• What to work on
What lines of the data hold the string "Simple"? Copy them all.

• Supplied material
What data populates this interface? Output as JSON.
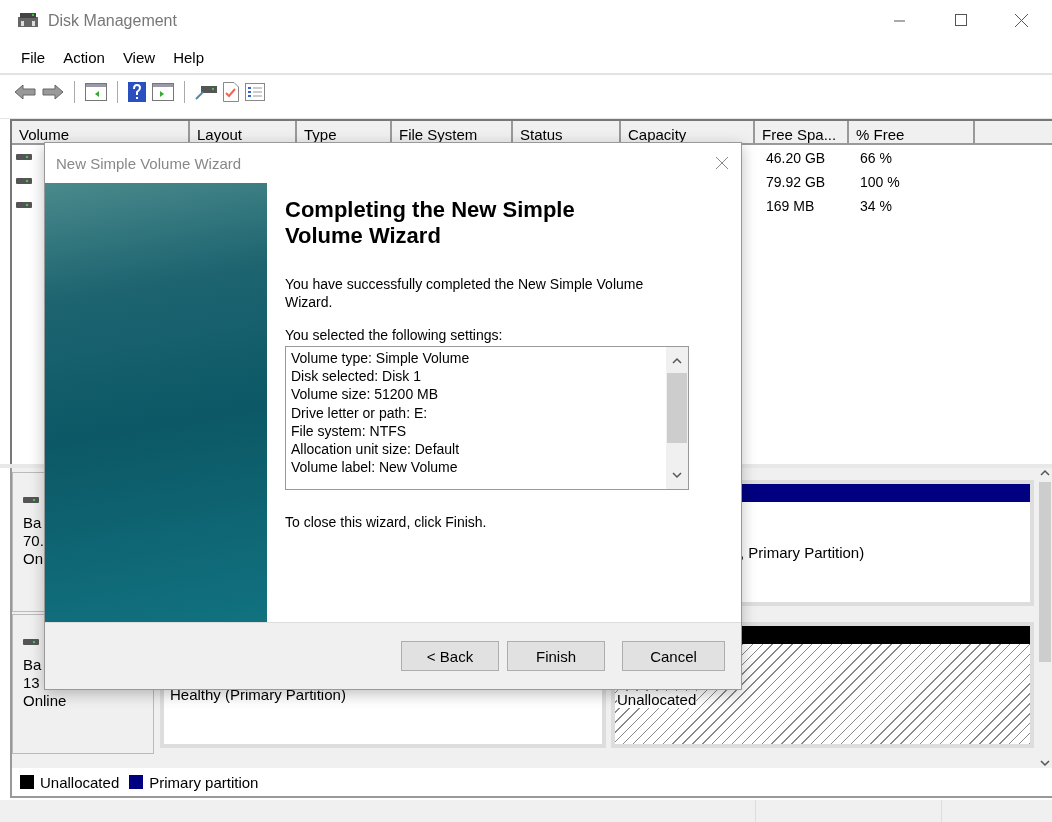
{
  "window": {
    "title": "Disk Management"
  },
  "menu": [
    "File",
    "Action",
    "View",
    "Help"
  ],
  "volume_table": {
    "columns": [
      "Volume",
      "Layout",
      "Type",
      "File System",
      "Status",
      "Capacity",
      "Free Spa...",
      "% Free"
    ],
    "rows": [
      {
        "free_space": "46.20 GB",
        "percent_free": "66 %"
      },
      {
        "free_space": "79.92 GB",
        "percent_free": "100 %"
      },
      {
        "free_space": "169 MB",
        "percent_free": "34 %"
      }
    ]
  },
  "disks": [
    {
      "label_lines": [
        "Ba",
        "70.",
        "On"
      ],
      "partitions": [
        {
          "kind": "primary",
          "text": ", Primary Partition)"
        }
      ]
    },
    {
      "label_lines": [
        "Ba",
        "13",
        "Online"
      ],
      "partitions": [
        {
          "kind": "primary",
          "text": "Healthy (Primary Partition)"
        },
        {
          "kind": "unallocated",
          "text": "Unallocated"
        }
      ]
    }
  ],
  "legend": [
    {
      "label": "Unallocated",
      "color": "#000000"
    },
    {
      "label": "Primary partition",
      "color": "#000080"
    }
  ],
  "dialog": {
    "title": "New Simple Volume Wizard",
    "heading": "Completing the New Simple Volume Wizard",
    "message": "You have successfully completed the New Simple Volume Wizard.",
    "settings_label": "You selected the following settings:",
    "settings": [
      "Volume type: Simple Volume",
      "Disk selected: Disk 1",
      "Volume size: 51200 MB",
      "Drive letter or path: E:",
      "File system: NTFS",
      "Allocation unit size: Default",
      "Volume label: New Volume"
    ],
    "closing": "To close this wizard, click Finish.",
    "buttons": [
      "< Back",
      "Finish",
      "Cancel"
    ]
  }
}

• Your solution
    "title": "New Simple Volume Wizard",
    "heading": "Completing the New Simple Volume Wizard",
    "message": "You have successfully completed the New Simple Volume Wizard.",
      "Volume type: Simple Volume",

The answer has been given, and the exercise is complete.